EXERCISE: Where a line of the entries holds the string "Estado", copy that line.

(App and web page records)
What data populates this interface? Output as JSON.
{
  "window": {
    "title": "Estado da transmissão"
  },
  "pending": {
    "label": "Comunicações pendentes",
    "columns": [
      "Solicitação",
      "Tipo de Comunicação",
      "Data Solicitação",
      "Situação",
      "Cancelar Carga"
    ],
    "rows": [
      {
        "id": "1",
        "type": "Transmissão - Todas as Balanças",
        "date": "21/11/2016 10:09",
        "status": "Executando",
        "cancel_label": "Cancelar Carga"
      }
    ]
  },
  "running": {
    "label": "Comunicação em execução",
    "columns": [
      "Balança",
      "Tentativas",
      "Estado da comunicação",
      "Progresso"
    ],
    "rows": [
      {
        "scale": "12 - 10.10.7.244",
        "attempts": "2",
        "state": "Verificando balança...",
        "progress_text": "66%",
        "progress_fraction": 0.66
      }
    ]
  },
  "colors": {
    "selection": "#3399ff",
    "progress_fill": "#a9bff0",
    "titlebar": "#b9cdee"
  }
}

RESPONSE BELOW:
    "title": "Estado da transmissão"
      "Estado da comunicação",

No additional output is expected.